**What you will do**
Provide an exact reproduction of every entry.

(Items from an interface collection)
════════════════
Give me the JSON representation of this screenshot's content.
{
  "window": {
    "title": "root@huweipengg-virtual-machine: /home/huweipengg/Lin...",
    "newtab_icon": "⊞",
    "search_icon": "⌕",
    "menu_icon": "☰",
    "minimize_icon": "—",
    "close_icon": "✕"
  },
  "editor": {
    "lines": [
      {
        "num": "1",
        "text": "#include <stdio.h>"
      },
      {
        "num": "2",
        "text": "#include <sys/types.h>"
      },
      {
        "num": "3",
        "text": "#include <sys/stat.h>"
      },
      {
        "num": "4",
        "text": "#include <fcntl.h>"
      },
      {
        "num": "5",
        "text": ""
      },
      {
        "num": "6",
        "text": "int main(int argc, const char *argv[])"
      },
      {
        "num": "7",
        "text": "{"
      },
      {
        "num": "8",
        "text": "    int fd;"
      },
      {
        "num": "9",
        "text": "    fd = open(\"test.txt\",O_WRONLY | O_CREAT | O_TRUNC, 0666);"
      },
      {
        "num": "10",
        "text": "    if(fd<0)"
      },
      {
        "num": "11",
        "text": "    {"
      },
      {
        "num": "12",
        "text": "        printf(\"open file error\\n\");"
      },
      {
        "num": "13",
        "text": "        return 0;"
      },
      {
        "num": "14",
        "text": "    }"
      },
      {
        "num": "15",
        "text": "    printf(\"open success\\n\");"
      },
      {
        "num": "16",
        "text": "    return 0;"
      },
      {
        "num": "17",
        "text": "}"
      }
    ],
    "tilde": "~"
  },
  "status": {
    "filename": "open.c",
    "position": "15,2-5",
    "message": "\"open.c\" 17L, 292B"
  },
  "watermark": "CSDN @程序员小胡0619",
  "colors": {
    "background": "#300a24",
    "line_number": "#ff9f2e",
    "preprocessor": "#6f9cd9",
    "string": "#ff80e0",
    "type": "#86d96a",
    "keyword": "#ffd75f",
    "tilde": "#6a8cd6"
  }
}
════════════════
**Response to this task**
Give me the JSON representation of this screenshot's content.
{
  "window": {
    "title": "root@huweipengg-virtual-machine: /home/huweipengg/Lin...",
    "newtab_icon": "⊞",
    "search_icon": "⌕",
    "menu_icon": "☰",
    "minimize_icon": "—",
    "close_icon": "✕"
  },
  "editor": {
    "lines": [
      {
        "num": "1",
        "text": "#include <stdio.h>"
      },
      {
        "num": "2",
        "text": "#include <sys/types.h>"
      },
      {
        "num": "3",
        "text": "#include <sys/stat.h>"
      },
      {
        "num": "4",
        "text": "#include <fcntl.h>"
      },
      {
        "num": "5",
        "text": ""
      },
      {
        "num": "6",
        "text": "int main(int argc, const char *argv[])"
      },
      {
        "num": "7",
        "text": "{"
      },
      {
        "num": "8",
        "text": "    int fd;"
      },
      {
        "num": "9",
        "text": "    fd = open(\"test.txt\",O_WRONLY | O_CREAT | O_TRUNC, 0666);"
      },
      {
        "num": "10",
        "text": "    if(fd<0)"
      },
      {
        "num": "11",
        "text": "    {"
      },
      {
        "num": "12",
        "text": "        printf(\"open file error\\n\");"
      },
      {
        "num": "13",
        "text": "        return 0;"
      },
      {
        "num": "14",
        "text": "    }"
      },
      {
        "num": "15",
        "text": "    printf(\"open success\\n\");"
      },
      {
        "num": "16",
        "text": "    return 0;"
      },
      {
        "num": "17",
        "text": "}"
      }
    ],
    "tilde": "~"
  },
  "status": {
    "filename": "open.c",
    "position": "15,2-5",
    "message": "\"open.c\" 17L, 292B"
  },
  "watermark": "CSDN @程序员小胡0619",
  "colors": {
    "background": "#300a24",
    "line_number": "#ff9f2e",
    "preprocessor": "#6f9cd9",
    "string": "#ff80e0",
    "type": "#86d96a",
    "keyword": "#ffd75f",
    "tilde": "#6a8cd6"
  }
}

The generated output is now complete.